• Directions
Copy whichever lines of the data hold the word "author".

• Source material
/---

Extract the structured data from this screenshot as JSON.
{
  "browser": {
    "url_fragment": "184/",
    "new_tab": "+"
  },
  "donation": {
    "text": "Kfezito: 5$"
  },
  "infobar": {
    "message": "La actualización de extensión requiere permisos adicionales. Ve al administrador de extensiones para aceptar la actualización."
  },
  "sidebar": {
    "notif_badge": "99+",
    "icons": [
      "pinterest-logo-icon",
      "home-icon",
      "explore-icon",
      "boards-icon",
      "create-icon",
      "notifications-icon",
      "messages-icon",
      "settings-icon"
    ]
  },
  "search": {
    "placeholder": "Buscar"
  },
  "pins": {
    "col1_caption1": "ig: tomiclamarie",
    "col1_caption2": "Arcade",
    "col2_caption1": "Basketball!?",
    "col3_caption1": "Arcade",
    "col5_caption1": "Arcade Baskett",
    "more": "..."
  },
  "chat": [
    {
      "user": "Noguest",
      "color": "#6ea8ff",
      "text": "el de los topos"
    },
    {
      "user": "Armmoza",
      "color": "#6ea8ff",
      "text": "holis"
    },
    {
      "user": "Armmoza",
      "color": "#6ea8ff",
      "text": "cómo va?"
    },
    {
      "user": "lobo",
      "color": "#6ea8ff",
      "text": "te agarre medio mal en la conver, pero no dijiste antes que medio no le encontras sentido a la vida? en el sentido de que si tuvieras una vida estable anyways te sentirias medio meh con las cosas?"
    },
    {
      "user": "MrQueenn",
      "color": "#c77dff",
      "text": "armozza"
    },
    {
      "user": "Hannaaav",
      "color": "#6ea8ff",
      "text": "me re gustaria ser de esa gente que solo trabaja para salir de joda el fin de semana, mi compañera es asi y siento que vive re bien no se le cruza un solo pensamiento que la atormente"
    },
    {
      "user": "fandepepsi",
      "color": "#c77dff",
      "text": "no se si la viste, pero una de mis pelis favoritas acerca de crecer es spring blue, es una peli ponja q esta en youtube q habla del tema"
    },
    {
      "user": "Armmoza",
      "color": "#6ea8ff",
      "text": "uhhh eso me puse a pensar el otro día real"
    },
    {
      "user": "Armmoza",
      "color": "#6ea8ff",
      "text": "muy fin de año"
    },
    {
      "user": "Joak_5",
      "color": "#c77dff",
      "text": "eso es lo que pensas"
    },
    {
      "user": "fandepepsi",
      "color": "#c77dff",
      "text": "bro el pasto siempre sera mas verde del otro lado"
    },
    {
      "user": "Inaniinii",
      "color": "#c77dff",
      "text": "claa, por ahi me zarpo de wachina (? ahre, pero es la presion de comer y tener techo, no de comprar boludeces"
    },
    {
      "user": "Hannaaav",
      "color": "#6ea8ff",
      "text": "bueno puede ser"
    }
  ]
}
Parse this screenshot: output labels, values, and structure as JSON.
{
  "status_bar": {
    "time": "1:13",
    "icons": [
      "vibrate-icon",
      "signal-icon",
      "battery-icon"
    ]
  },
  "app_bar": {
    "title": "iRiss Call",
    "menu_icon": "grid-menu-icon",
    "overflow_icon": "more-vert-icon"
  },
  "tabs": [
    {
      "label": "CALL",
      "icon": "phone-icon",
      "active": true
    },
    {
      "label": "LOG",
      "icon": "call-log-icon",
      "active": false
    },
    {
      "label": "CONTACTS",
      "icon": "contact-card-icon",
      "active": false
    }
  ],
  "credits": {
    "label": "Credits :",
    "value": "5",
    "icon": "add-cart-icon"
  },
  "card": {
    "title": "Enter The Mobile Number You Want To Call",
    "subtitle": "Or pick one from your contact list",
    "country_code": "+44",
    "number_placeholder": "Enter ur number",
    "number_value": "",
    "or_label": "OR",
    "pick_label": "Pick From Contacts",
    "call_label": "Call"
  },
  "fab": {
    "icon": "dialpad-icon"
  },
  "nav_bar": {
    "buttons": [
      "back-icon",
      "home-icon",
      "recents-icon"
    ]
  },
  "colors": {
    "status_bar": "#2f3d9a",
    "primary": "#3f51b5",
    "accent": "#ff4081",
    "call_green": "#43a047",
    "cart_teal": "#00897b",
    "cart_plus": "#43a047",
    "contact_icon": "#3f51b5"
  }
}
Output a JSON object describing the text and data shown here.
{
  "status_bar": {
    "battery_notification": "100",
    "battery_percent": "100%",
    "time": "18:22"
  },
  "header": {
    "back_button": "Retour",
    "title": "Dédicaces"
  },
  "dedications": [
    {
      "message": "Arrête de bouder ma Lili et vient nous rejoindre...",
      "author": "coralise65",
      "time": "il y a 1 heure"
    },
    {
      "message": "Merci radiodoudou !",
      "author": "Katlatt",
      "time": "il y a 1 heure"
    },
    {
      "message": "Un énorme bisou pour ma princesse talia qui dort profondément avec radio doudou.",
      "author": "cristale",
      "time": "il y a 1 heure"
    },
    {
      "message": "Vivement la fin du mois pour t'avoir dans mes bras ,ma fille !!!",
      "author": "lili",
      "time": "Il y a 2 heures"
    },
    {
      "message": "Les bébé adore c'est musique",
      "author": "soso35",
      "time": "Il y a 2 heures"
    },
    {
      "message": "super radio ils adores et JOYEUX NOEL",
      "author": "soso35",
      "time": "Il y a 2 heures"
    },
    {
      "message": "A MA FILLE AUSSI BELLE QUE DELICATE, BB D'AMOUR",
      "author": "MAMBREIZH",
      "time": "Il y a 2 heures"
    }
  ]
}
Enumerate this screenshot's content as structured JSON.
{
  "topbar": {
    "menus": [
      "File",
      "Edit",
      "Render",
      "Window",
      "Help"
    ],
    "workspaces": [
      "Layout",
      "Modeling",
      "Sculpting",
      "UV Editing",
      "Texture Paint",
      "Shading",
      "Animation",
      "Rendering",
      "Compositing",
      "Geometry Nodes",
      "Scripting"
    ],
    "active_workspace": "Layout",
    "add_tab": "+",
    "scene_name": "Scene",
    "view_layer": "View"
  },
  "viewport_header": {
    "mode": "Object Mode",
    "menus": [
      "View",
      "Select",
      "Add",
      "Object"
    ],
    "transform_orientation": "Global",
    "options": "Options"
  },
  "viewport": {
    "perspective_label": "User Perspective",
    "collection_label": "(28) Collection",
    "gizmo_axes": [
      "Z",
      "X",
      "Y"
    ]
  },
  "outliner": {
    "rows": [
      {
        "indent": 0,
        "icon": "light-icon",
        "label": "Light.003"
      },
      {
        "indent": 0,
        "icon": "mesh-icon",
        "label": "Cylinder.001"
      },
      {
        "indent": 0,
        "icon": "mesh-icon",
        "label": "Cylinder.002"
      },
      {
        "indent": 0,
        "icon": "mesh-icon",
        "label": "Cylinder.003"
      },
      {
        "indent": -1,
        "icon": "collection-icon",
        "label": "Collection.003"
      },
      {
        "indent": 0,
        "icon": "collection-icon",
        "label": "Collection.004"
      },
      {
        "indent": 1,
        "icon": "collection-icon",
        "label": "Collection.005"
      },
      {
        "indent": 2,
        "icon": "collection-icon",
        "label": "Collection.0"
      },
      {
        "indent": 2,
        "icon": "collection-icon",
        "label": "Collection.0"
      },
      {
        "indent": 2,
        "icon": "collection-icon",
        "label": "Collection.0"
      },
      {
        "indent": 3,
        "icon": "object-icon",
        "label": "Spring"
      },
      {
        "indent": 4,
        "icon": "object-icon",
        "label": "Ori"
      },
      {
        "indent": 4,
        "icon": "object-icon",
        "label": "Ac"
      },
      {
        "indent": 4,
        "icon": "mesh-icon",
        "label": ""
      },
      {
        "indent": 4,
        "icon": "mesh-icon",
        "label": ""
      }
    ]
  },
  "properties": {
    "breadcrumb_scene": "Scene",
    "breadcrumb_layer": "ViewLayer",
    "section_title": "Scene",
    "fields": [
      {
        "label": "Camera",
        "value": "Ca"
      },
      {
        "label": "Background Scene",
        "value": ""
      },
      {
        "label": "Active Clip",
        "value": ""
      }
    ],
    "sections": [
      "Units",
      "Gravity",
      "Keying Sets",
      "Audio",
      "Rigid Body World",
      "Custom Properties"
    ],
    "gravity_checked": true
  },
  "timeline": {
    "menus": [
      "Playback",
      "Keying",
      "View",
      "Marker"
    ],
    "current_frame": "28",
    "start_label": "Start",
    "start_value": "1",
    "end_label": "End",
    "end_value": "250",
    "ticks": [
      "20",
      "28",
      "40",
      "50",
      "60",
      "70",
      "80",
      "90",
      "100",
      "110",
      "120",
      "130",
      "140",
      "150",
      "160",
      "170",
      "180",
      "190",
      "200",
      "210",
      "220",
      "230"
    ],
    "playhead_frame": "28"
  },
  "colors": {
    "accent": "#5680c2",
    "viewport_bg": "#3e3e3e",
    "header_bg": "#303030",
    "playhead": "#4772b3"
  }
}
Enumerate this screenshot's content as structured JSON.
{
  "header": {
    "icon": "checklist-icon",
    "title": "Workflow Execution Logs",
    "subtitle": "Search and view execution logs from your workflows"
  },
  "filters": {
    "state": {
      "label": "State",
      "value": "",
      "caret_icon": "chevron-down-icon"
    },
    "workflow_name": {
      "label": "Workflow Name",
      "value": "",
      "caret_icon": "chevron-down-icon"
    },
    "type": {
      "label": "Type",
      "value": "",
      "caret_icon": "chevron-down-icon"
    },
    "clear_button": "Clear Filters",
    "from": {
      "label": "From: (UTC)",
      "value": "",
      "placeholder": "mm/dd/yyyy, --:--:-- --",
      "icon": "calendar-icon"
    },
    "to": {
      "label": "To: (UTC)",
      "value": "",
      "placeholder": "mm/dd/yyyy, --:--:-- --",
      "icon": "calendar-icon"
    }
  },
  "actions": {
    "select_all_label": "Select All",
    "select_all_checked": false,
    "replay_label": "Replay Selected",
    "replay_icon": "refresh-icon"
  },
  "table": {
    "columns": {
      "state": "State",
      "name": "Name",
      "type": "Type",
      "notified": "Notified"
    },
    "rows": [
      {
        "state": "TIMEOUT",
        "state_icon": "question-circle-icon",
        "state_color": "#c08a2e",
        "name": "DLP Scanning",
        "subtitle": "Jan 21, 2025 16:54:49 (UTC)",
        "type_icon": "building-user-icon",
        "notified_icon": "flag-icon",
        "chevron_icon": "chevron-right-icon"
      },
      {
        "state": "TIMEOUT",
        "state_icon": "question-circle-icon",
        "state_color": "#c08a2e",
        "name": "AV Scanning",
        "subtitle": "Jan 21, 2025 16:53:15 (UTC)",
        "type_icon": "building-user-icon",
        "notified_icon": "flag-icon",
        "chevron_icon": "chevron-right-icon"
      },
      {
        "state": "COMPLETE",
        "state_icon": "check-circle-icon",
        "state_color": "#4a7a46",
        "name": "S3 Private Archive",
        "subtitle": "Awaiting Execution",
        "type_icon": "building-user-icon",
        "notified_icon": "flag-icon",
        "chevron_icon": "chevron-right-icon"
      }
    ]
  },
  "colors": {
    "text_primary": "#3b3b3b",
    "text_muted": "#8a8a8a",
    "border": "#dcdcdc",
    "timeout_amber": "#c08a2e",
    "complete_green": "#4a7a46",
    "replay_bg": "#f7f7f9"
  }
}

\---

• Task answer
      "author": "coralise65",
      "author": "Katlatt",
      "author": "cristale",
      "author": "lili",
      "author": "soso35",
      "author": "soso35",
      "author": "MAMBREIZH",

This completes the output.